The hip is the largest ball-and-socket joint in the body and can move in multiple directions. The acetabulum of the pelvis forms the socket, while the femoral head (upper end of femur/thigh bone) creates the ball. There are three sets of thigh muscles:

  • Hamstring (back of thigh) and quadriceps (front of thigh): Work together to extend and flex the leg.
  • Adductor (inside of thigh): Pull the legs together (toward the body).


Forced contraction of a stretched muscle is the most common source of hip/thigh muscle injuries.² Thigh Muscle Strains can be caused by repetitive activities (as in sports) or by an acute injury (fall, overextension, or direct trauma). The risk of a muscle strain increases when there has been a prior injury to the area and muscle tightness (often from failure to warm up properly before activity).


There is often a popping/snapping feeling followed by significant pain when the muscle tears during a Thigh Muscle Strain injury.

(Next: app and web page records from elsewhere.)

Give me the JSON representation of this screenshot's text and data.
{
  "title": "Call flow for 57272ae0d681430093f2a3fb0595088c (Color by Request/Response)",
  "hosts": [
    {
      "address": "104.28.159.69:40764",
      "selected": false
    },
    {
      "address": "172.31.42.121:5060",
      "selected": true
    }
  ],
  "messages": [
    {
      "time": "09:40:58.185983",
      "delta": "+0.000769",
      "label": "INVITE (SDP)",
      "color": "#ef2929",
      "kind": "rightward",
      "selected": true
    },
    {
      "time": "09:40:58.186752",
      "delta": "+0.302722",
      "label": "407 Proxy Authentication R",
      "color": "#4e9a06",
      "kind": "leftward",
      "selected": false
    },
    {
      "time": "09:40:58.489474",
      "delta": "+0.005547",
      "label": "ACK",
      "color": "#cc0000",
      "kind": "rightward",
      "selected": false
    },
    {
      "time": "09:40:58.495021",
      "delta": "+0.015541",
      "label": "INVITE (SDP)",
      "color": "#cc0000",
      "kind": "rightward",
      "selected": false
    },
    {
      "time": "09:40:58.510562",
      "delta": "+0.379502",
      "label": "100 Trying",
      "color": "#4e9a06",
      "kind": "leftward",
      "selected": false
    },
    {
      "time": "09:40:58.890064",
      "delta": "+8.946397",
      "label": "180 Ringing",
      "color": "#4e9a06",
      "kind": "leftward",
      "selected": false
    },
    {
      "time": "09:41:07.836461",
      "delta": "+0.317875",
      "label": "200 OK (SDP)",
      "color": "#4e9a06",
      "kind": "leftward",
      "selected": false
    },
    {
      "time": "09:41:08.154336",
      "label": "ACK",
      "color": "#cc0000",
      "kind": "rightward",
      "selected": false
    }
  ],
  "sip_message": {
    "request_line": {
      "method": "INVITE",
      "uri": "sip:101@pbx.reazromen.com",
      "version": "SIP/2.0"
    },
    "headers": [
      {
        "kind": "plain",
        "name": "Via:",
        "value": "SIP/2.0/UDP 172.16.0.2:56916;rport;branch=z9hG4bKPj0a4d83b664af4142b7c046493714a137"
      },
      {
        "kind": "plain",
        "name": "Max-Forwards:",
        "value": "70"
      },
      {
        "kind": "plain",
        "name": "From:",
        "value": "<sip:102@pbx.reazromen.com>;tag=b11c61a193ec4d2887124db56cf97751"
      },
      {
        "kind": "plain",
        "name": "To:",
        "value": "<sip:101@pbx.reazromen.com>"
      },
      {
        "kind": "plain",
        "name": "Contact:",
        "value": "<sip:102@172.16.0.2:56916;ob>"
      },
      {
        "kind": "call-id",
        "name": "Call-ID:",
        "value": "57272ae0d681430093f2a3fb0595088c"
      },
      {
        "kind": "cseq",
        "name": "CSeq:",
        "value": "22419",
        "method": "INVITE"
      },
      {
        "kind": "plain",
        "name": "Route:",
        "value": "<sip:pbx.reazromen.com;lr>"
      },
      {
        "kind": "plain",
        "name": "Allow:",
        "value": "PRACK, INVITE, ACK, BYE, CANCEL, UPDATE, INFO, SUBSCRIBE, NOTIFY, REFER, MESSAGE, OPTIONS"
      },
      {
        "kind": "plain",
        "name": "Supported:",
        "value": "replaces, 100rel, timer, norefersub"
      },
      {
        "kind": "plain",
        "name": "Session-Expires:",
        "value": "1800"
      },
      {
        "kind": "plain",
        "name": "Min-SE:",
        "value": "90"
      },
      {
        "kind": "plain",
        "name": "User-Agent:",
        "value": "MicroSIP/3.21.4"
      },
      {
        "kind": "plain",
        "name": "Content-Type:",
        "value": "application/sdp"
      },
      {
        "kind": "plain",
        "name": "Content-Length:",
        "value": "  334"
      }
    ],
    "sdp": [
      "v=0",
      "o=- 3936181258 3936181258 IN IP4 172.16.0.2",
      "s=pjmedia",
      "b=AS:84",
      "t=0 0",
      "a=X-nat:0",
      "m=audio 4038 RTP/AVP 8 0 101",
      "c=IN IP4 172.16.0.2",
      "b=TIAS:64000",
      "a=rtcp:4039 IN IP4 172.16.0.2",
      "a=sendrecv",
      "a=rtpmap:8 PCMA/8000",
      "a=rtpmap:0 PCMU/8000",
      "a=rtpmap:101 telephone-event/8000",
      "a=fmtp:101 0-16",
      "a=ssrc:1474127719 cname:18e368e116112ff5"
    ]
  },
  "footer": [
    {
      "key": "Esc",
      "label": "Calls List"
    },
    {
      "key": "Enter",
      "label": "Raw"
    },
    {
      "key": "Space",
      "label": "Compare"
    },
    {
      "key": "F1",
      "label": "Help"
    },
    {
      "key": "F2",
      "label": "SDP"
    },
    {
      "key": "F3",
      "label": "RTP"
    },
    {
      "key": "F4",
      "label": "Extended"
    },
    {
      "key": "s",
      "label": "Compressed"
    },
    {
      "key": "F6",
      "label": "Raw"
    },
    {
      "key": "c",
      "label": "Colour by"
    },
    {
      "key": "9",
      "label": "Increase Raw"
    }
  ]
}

The affected muscle will usually be painful to touch and frequently include bruising. Swelling and bruising will appear a few days after the injury, commonly lower in the leg and ankle. Other symptoms include swelling, muscle weakness, bruising, and limited range of motion (ROM).


The diagnostic process includes a physical examination and a complete medical history, emphasizing the events of the injury. During the exam, your physician will test for tenderness and pain during range of motion and stretching to determine the injured muscle/tendon. Diagnostic imaging is not usually necessary, though X-rays may be used to determine if there is an avulsion fracture when the tendon pulls off part of the bone. An MRI can show the severity of a muscle or tendon tear.

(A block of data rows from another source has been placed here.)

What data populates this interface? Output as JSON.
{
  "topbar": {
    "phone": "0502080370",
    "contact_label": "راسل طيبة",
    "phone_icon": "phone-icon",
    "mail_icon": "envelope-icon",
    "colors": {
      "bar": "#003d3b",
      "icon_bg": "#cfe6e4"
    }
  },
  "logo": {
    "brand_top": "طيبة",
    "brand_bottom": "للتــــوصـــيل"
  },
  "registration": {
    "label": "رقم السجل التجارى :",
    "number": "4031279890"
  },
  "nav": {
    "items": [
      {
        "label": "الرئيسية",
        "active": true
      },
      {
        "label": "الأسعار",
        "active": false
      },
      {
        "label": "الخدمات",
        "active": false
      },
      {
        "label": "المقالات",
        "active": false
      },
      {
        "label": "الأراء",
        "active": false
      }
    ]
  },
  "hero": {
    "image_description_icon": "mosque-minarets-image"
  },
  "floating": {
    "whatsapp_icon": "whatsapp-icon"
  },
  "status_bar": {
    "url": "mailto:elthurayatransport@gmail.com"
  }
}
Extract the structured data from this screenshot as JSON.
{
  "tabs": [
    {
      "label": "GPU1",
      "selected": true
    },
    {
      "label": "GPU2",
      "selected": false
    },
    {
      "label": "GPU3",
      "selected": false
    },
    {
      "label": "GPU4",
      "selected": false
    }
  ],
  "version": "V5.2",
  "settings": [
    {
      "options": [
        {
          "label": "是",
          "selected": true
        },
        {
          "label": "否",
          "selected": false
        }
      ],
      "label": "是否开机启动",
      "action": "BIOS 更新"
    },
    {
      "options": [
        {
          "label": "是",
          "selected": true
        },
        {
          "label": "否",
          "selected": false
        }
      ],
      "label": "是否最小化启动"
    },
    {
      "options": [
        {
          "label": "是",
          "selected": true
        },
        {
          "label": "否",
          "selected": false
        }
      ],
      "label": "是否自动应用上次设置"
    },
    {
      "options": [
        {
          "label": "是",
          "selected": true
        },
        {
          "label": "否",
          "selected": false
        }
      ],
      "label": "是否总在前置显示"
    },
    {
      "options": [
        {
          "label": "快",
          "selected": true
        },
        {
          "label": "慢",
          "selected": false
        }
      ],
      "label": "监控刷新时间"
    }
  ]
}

Treatment of Thigh Muscle Strains often involves avoiding the activity that caused the injury and strengthening the musculature around the injury. Further treatment includes preventative measures to keep the injury from happening again. Proper warm-up and use of protective gear can reduce reinjury risk.

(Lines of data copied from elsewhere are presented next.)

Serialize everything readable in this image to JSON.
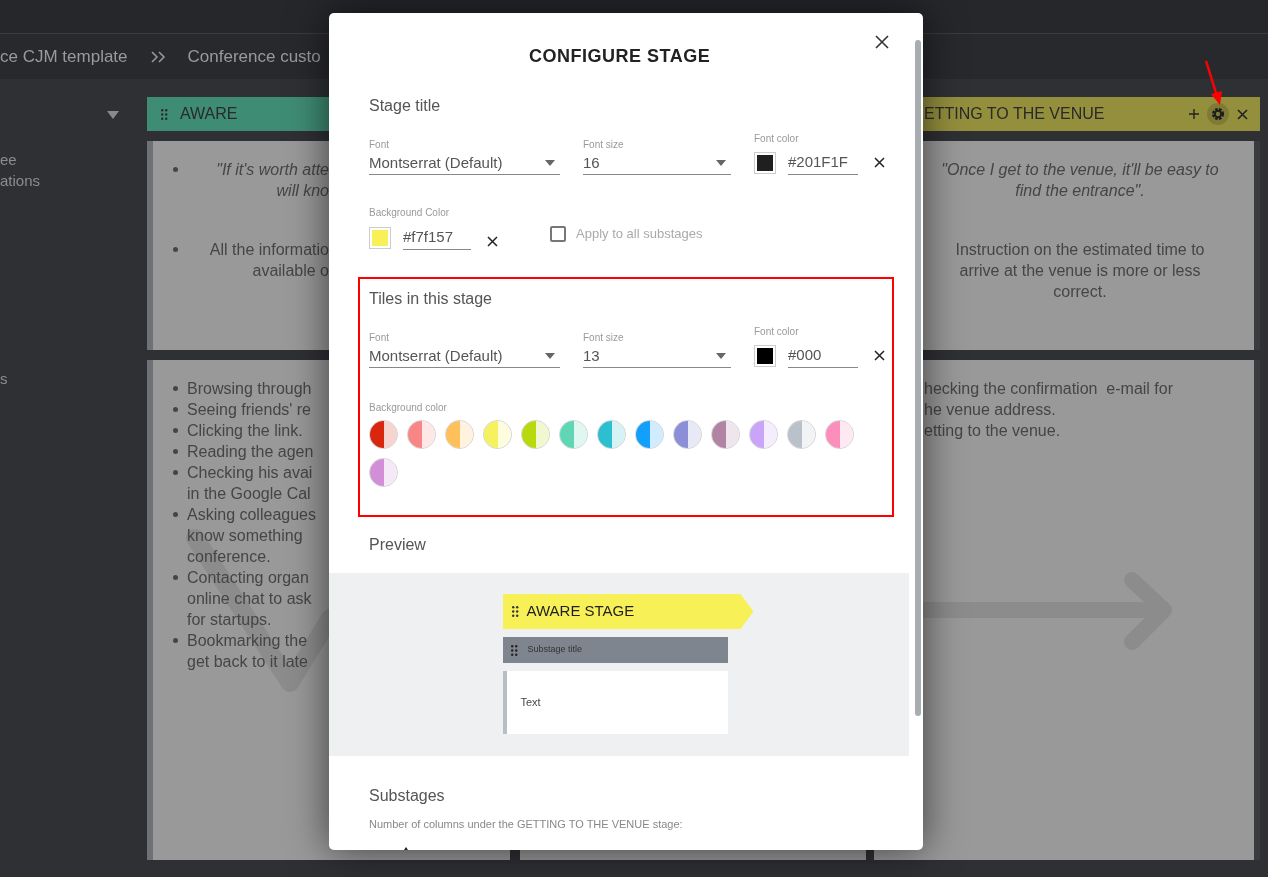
{
  "breadcrumb": [
    {
      "text": "ce CJM template"
    },
    {
      "text": "Conference custo"
    }
  ],
  "sidebar": {
    "items": [
      {
        "lines": [
          "ee",
          "ations"
        ]
      },
      {
        "lines": [
          "s"
        ]
      }
    ]
  },
  "stages": [
    {
      "title": "AWARE",
      "color": "#3f8c74",
      "tiles": [
        {
          "items": [
            {
              "kind": "quote",
              "lines": [
                "\"If it's worth atte",
                "will kno"
              ]
            },
            {
              "kind": "note",
              "lines": [
                "All the informatio",
                "available o"
              ]
            }
          ]
        },
        {
          "items": [
            {
              "kind": "note",
              "lines": [
                "Browsing through"
              ]
            },
            {
              "kind": "note",
              "lines": [
                "Seeing friends' re"
              ]
            },
            {
              "kind": "note",
              "lines": [
                "Clicking the link."
              ]
            },
            {
              "kind": "note",
              "lines": [
                "Reading the agen"
              ]
            },
            {
              "kind": "note",
              "lines": [
                "Checking his avai",
                "in the Google Cal"
              ]
            },
            {
              "kind": "note",
              "lines": [
                "Asking colleagues",
                "know something",
                "conference."
              ]
            },
            {
              "kind": "note",
              "lines": [
                "Contacting organ",
                "online chat to ask",
                "for startups."
              ]
            },
            {
              "kind": "note",
              "lines": [
                "Bookmarking the",
                "get back to it late"
              ]
            }
          ]
        }
      ]
    },
    {
      "title": "ETTING TO THE VENUE",
      "color": "#948f3d",
      "tiles": [
        {
          "items": [
            {
              "kind": "quote",
              "lines": [
                "\"Once I get to the venue, it'll be easy to",
                "find the entrance\"."
              ]
            },
            {
              "kind": "note",
              "lines": [
                "Instruction on the estimated time to",
                "arrive at the venue is more or less",
                "correct."
              ]
            }
          ]
        },
        {
          "items": [
            {
              "kind": "note",
              "lines": [
                "hecking the confirmation  e-mail for",
                "he venue address."
              ]
            },
            {
              "kind": "note",
              "lines": [
                "etting to the venue."
              ]
            }
          ]
        }
      ]
    }
  ],
  "dialog": {
    "title": "CONFIGURE STAGE",
    "stage_title": {
      "heading": "Stage title",
      "font": {
        "label": "Font",
        "value": "Montserrat (Default)"
      },
      "font_size": {
        "label": "Font size",
        "value": "16"
      },
      "font_color": {
        "label": "Font color",
        "value": "#201F1F",
        "color": "#201f1f"
      },
      "background": {
        "label": "Background Color",
        "value": "#f7f157",
        "color": "#f7f157"
      },
      "apply_all": {
        "label": "Apply to all substages",
        "checked": false
      }
    },
    "tiles": {
      "heading": "Tiles in this stage",
      "font": {
        "label": "Font",
        "value": "Montserrat (Default)"
      },
      "font_size": {
        "label": "Font size",
        "value": "13"
      },
      "font_color": {
        "label": "Font color",
        "value": "#000",
        "color": "#000000"
      },
      "background_label": "Background color",
      "swatches": [
        {
          "color": "#d9260f"
        },
        {
          "color": "#f88686"
        },
        {
          "color": "#fdc05a"
        },
        {
          "color": "#f6f15e"
        },
        {
          "color": "#b7d90e"
        },
        {
          "color": "#5fd6b4"
        },
        {
          "color": "#2bbfcf"
        },
        {
          "color": "#139ffc"
        },
        {
          "color": "#8c8fd8"
        },
        {
          "color": "#b184a4"
        },
        {
          "color": "#c9a4f9"
        },
        {
          "color": "#b9c1cb"
        },
        {
          "color": "#fc8ebb"
        },
        {
          "color": "#d28fd8"
        }
      ]
    },
    "preview": {
      "heading": "Preview",
      "stage_label": "AWARE STAGE",
      "substage_label": "Substage title",
      "tile_text": "Text"
    },
    "substages": {
      "heading": "Substages",
      "description": "Number of columns under the GETTING TO THE VENUE stage:"
    }
  }
}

Conservative Treatment Options

Most Thight Muscle Strains can be treated conservatively, even with severe injuries.
Take oral nonsteroidal anti-inflammatory medications (NSAIDs)—such as ibuprofen or naproxen—to reduce inflammation and pain.

The RICE protocol:

  • Rest: Avoid activities that aggravate the area, including excessive weight-bearing.
  • Ice: Applying an ice pack immediately after injury helps reduce inflammation. Ice should be applied at most 20 minutes at a time and never directly to the skin.
  • Compression: Wrapping with a soft bandage or wearing a compression garment can improve swelling and prevent additional swelling.
  • Elevation: Resting the affected leg above the level of the heart will encourage excess fluid to be reabsorbed by the body, thus reducing swelling.

Heat is most effective at least 72 hours following injury. Usually combined with ice therapy, heat can aid in reducing pain and swelling. Apply heat using a hot bath or heating pad; keep the application no longer than 20 minutes at a time.

Physical Therapy, including home exercises that focus on strength and flexibility of the muscles and tendons involved, can aid in restoring function. Depending on the nature of the injury, a physical therapist may create a personalized exercise program to assist in returning to activity.

Surgical Treatment

When a significant muscle or tendon tear or the tendon is pulled away from the bone (creating an avulsion injury), surgical treatment may be required to repair the tear or reattach the tendon. If you are experiencing significant pain and loss of function following an injury, talk with your orthopedic surgeon about treatment options.


  1. Alaia, MD, FAAOS MJ. Snapping Hip. Ortho Info. Published May 2010.–conditions/snapping-hip/
  2. Musick SR, Varacallo M. Snapping Hip Syndrome. Published April 16, 2019.
  3. Alaia, MD, FAAOS MJ. Hip Strains. Ortho Info. Published July 2020.–conditions/hip-strains/